• [Task to carry out]:
State how many lines in the entries below hold the string "const", and give nothing besides that number.

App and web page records
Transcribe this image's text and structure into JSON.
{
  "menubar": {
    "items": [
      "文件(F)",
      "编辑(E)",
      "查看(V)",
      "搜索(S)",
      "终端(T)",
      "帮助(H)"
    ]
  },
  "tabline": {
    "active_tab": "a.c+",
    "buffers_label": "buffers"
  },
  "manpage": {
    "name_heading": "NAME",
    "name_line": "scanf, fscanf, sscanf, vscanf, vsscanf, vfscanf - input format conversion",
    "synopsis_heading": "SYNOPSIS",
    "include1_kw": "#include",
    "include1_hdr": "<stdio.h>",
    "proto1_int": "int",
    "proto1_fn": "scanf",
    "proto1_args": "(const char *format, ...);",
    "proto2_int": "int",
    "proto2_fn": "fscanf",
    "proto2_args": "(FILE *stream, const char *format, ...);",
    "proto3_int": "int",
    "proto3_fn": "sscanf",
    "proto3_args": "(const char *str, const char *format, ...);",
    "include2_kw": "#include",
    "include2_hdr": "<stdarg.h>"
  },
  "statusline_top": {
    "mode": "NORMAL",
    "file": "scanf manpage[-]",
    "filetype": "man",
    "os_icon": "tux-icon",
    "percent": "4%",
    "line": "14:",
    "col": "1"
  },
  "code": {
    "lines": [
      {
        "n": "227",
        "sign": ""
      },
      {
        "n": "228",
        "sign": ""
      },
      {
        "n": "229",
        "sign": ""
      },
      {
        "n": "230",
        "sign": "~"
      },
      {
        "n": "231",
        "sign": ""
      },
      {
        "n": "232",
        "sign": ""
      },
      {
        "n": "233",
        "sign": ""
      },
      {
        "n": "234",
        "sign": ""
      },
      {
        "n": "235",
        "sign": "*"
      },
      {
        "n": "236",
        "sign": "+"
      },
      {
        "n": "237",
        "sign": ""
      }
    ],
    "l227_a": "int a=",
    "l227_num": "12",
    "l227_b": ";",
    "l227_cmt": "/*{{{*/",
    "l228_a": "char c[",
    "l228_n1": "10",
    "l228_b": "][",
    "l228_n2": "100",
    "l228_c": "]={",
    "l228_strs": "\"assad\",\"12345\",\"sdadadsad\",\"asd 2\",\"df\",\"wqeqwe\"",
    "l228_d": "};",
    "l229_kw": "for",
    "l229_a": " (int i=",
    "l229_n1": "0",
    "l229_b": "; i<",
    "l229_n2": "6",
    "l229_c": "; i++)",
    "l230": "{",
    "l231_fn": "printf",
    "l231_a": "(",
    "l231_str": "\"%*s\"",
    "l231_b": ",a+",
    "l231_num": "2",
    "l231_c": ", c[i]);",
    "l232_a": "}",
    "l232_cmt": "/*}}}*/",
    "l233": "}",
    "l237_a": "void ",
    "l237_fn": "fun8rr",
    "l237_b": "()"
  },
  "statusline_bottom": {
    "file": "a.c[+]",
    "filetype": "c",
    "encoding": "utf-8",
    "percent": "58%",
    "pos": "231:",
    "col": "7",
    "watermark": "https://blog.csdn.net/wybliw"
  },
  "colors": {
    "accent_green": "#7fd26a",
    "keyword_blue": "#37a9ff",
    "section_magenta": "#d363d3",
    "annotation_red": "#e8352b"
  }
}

• [Reply]:
3